Problem to solve
Identify each line in the records below that contains the word "JSON", and copy it.

Records supplied
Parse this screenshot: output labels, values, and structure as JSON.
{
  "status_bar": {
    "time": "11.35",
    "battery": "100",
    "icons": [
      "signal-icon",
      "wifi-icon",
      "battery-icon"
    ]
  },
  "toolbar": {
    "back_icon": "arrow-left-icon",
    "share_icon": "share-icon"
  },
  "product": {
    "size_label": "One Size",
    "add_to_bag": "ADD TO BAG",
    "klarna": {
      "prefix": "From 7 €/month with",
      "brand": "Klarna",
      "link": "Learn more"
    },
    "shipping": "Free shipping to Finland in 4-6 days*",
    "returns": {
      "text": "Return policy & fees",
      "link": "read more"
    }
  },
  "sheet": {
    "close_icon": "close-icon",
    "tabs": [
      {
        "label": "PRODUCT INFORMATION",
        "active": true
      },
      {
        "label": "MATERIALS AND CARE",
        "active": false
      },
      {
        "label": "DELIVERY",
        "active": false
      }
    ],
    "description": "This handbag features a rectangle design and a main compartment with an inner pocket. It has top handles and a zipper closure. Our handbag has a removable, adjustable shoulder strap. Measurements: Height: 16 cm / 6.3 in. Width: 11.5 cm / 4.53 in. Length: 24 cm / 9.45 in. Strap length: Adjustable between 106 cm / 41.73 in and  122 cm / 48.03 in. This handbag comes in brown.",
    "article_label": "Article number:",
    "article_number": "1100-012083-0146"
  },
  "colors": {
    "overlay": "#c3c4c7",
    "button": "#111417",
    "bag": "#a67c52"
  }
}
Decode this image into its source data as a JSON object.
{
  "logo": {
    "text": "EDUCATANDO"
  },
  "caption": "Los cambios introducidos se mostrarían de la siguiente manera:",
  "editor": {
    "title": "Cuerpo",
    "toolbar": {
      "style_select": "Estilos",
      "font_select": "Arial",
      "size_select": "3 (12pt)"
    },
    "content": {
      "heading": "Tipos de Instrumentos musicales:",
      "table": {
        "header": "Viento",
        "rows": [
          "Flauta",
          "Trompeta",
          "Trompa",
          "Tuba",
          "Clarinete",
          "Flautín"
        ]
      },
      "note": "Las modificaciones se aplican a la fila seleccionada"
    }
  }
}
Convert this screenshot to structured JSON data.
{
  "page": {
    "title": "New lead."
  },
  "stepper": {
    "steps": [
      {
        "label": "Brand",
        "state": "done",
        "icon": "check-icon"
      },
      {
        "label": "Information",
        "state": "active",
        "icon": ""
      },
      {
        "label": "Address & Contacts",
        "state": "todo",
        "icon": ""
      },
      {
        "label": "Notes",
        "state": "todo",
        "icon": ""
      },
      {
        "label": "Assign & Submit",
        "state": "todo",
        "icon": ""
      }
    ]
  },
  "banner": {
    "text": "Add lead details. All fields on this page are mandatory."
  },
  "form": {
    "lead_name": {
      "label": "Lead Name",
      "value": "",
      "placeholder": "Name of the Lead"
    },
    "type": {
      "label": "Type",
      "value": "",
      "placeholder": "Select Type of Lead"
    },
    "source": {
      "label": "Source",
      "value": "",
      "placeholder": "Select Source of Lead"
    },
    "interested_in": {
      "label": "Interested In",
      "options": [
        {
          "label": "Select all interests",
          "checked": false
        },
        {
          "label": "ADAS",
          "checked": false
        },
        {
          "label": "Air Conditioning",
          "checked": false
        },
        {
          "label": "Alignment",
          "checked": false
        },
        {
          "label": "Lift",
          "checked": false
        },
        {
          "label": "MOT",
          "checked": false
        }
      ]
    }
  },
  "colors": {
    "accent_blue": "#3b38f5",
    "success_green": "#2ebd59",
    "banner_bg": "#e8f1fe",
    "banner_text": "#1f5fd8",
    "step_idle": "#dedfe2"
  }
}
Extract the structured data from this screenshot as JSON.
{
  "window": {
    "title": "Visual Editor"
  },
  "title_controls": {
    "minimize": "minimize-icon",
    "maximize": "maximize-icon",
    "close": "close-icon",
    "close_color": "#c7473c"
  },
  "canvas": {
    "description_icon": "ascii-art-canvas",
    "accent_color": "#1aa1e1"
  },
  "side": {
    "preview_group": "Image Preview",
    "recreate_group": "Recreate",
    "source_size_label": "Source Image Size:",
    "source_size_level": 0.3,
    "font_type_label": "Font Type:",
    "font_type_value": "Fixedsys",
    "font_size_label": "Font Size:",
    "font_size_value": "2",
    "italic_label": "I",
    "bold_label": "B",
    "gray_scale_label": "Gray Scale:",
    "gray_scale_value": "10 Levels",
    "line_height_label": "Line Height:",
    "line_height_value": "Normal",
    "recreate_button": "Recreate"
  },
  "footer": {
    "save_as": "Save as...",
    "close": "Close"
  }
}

Exercise response
Parse this screenshot: output labels, values, and structure as JSON.
Decode this image into its source data as a JSON object.
Convert this screenshot to structured JSON data.
Extract the structured data from this screenshot as JSON.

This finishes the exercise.